updated: 11/28/2017 5:09 PM

Technology use to triple at Round Lake 116 schools

hello
Success - Article sent! close
  • Fifth-graders from Indian Hill School in Round Lake Heights demonstrate their Google Classroom skills to Kristine Judd of Antioch during the Round Lake Area School District 116 1:Wonder Showcase l in April. The number of district students receiving laptop computers or iPads will triple next year.

    Fifth-graders from Indian Hill School in Round Lake Heights demonstrate their Google Classroom skills to Kristine Judd of Antioch during the Round Lake Area School District 116 1:Wonder Showcase l in April. The number of district students receiving laptop computers or iPads will triple next year.
    Steve Lundy | Staff Photographer, April 2017

 
 

The number of classrooms at Round Lake Area School District 116 with laptops or iPads will triple in January to 90, after the school board voted Monday expand the district's "1:Wonder" program.

The program started in the 2016-2017 school year in 30 classrooms spread across the district.

Dejan Kozic, the district's director of technology and innovation, said participating teachers are free to use the technology as they see fit.

"We're doing this with our teachers, not to them," Kozic said. "From our viewpoint, they're the ones who know what needs to be done in the classroom and we're just the ones who are helping them."

Teachers are using a variety of software, and some students are allowed to take the computers home with them while others aren't.

That sense of variety even extends to the devices themselves, with students receiving iPads, Windows laptops or Chromebooks, depending on how their teachers want to use the technology.

"The goal is to have a variety of teachers, ages, levels, platforms and models, so we can see what's working and what will benefit Round Lake moving forward," said Cariee Gibson, who leads the district's instructional technology efforts as talent development coordinator.

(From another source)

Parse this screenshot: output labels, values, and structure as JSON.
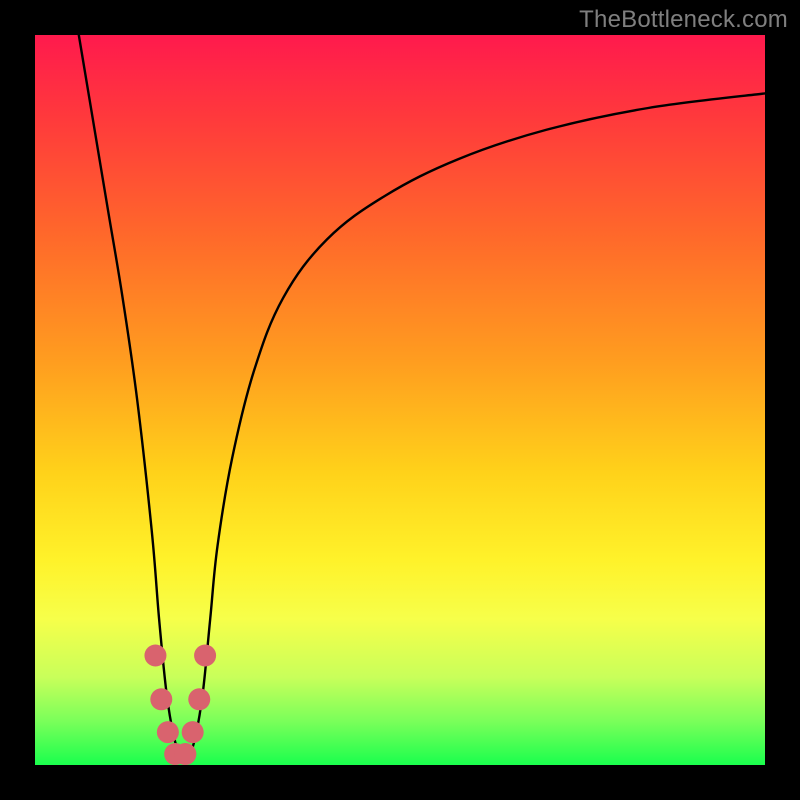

Gibson said one of the things uniting each of the disparate technology experiences is the goal of using computers to help students improve on what they call the "4 Cs" -- Creativity, Collaboration, Critical thinking and Communication.

Kozic said the "1:Wonder" program would have expanded before the start of the school year rather than halfway through it if it weren't for the state's fiscal uncertainty.

The $100,000 annual cost to lease devices for the first 30 classrooms is funded by a federal grant. The state is going to pick up the $200,000 yearly tab for the additional 60 classrooms.

Kozic said the district wants to slowly expand the program.

"We know it's a huge investment and we're in it to make sure it works," he said.